IN TODAY'S PAPER
CITY NEWSLINES
 
 
ARCHIVES
Since 1st March, 1999
 
THE TELEGRAPH
 
 
Email This Page
Olonga goes into hiding
- Seven plainclothes officers from Zimbabwe’s secret police arrived in East London on Friday to ‘escort him home’ where a likely charge of treason awaited

London: Zimbabwe pace bowler Henry Olonga’s international career came to an end last night in dramatic circumstances with a secret journey to a safe house somewhere in South Africa.

He will hide until he is able to start a new life in a different country — maybe in Kenya where he was born and where he has family still, or England, where he could take advantage of asylum.

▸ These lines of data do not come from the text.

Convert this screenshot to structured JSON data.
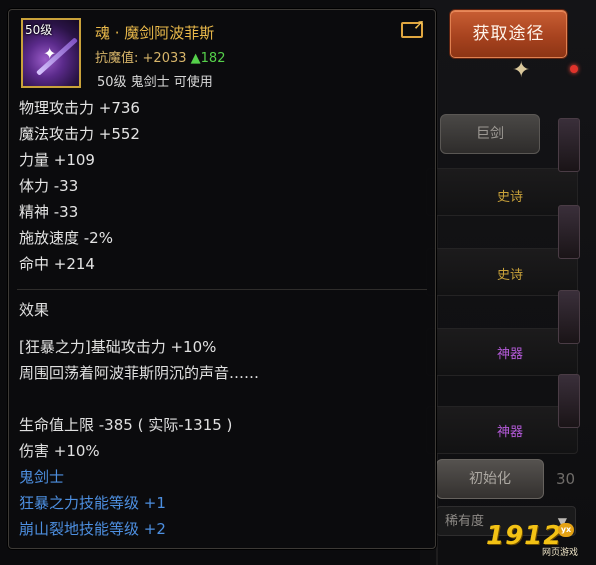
{
  "acquire_button": {
    "label": "获取途径"
  },
  "item": {
    "level_badge": "50级",
    "name": "魂 · 魔剑阿波菲斯",
    "resist": {
      "label": "抗魔值:",
      "value": "+2033",
      "increase": "▲182"
    },
    "requirement": "50级 鬼剑士 可使用"
  },
  "stats": [
    "物理攻击力 +736",
    "魔法攻击力 +552",
    "力量 +109",
    "体力 -33",
    "精神 -33",
    "施放速度 -2%",
    "命中 +214"
  ],
  "effect": {
    "header": "效果",
    "lines": [
      "[狂暴之力]基础攻击力 +10%",
      "周围回荡着阿波菲斯阴沉的声音……"
    ],
    "extra": [
      "生命值上限 -385 ( 实际-1315 )",
      "伤害 +10%"
    ],
    "class_name": "鬼剑士",
    "skill_bonuses": [
      "狂暴之力技能等级 +1",
      "崩山裂地技能等级 +2"
    ]
  },
  "background": {
    "sword_button": "巨剑",
    "tags": [
      "史诗",
      "史诗",
      "神器",
      "神器"
    ],
    "init_button": "初始化",
    "filter": "稀有度",
    "side_number": "30"
  },
  "watermark": {
    "number": "1912",
    "badge": "yx",
    "subtitle": "网页游戏"
  },
  "colors": {
    "title_gold": "#e8b84a",
    "accent_orange": "#b14a22",
    "skill_blue": "#4d8fe0",
    "increase_green": "#55d04a"
  }
}
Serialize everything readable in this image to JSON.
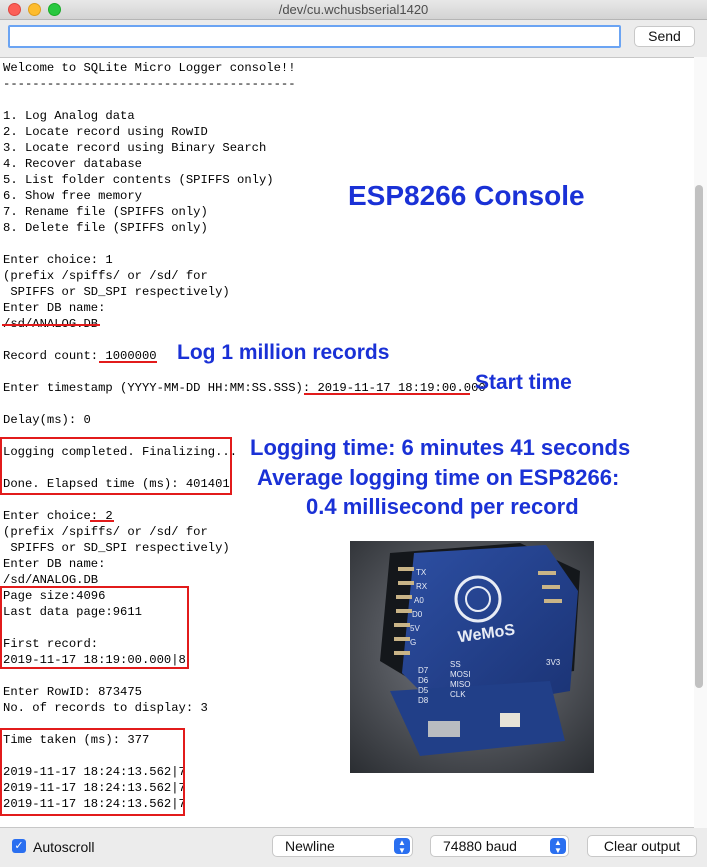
{
  "window": {
    "title": "/dev/cu.wchusbserial1420"
  },
  "toolbar": {
    "input_value": "",
    "send_label": "Send"
  },
  "console": {
    "lines": [
      "Welcome to SQLite Micro Logger console!!",
      "----------------------------------------",
      "",
      "1. Log Analog data",
      "2. Locate record using RowID",
      "3. Locate record using Binary Search",
      "4. Recover database",
      "5. List folder contents (SPIFFS only)",
      "6. Show free memory",
      "7. Rename file (SPIFFS only)",
      "8. Delete file (SPIFFS only)",
      "",
      "Enter choice: 1",
      "(prefix /spiffs/ or /sd/ for",
      " SPIFFS or SD_SPI respectively)",
      "Enter DB name:",
      "/sd/ANALOG.DB",
      "",
      "Record count: 1000000",
      "",
      "Enter timestamp (YYYY-MM-DD HH:MM:SS.SSS): 2019-11-17 18:19:00.000",
      "",
      "Delay(ms): 0",
      "",
      "Logging completed. Finalizing...",
      "",
      "Done. Elapsed time (ms): 401401",
      "",
      "Enter choice: 2",
      "(prefix /spiffs/ or /sd/ for",
      " SPIFFS or SD_SPI respectively)",
      "Enter DB name:",
      "/sd/ANALOG.DB",
      "Page size:4096",
      "Last data page:9611",
      "",
      "First record:",
      "2019-11-17 18:19:00.000|8",
      "",
      "Enter RowID: 873475",
      "No. of records to display: 3",
      "",
      "Time taken (ms): 377",
      "",
      "2019-11-17 18:24:13.562|7",
      "2019-11-17 18:24:13.562|7",
      "2019-11-17 18:24:13.562|7"
    ]
  },
  "annotations": {
    "console_title": "ESP8266 Console",
    "records": "Log 1 million records",
    "start_time": "Start time",
    "logging_time": "Logging time: 6 minutes 41 seconds",
    "average_line1": "Average logging time on ESP8266:",
    "average_line2": "0.4 millisecond per record",
    "color": "#1a31d6",
    "highlight_color": "#e21b1b"
  },
  "photo": {
    "brand_text": "WeMoS",
    "pins_left": [
      "TX",
      "RX",
      "A0",
      "D0",
      "D5",
      "D6",
      "D7",
      "D8",
      "3V3"
    ],
    "pins_right": [
      "5V",
      "G",
      "D4",
      "D3",
      "D2",
      "D1",
      "RST"
    ],
    "pins_bottom": [
      "D7",
      "D6",
      "D5",
      "D8"
    ],
    "pins_bottom2": [
      "SS",
      "MOSI",
      "MISO",
      "CLK"
    ],
    "label_3v3": "3V3"
  },
  "bottombar": {
    "autoscroll_label": "Autoscroll",
    "autoscroll_checked": true,
    "line_ending": "Newline",
    "baud": "74880 baud",
    "clear_label": "Clear output"
  }
}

Olonga’s last few hours as an international cricketer were spent nervously looking over his shoulder, lest there was a tap on his shoulder that could have threatened his life.

Seven plainclothes officers from Zimbabwe’s secret police, believed to be from the central intelligence organisation, arrived in East London on Friday and were entertained by World Cup organisers during Zimbabwe’s 74-run defeat by Sri Lanka on Saturday.

Their real purpose for being in the sleepy, coastal town was more sinister than watching their country’s emotionally ravaged cricket team bow out of the World Cup, a report in The Sunday Telegraph said.

Olonga has received numerous threats during the last month but this one was different. He had been told the officers intended to “escort him home” where a likely charge of treason awaited.

The punishment for treason in Zimbabwe is death.

The drama began in mid-afternoon when officers from the World Cup-appointed close protection unit came to the players’ hotel and packed all of Olonga’s personal possession in case he was intercepted after the match.

Olonga appeared on the field to perform 12th man duties early in the afternoon to create the impression that everything was proceeding as normal. But things were far from normal despite Olonga’s impossibly courageous attempts to stay calm.

“He was pretty shaken but he seemed to be coping as well as anyone can in a situation like that,” said a teammate after the match.

Olonga along with Andy Flower wore black armbands in their opening match of the tournament and issued a joint statement mourning the death of democracy in Zimbabwe, a gesture that earned world-wide praise and also the wrath of the political regime in Zimbabwe.

Andy Flower too quit international cricket on Saturday, a step widely believed to have been taken due to the fall-out of his protest.

Top
Email This Page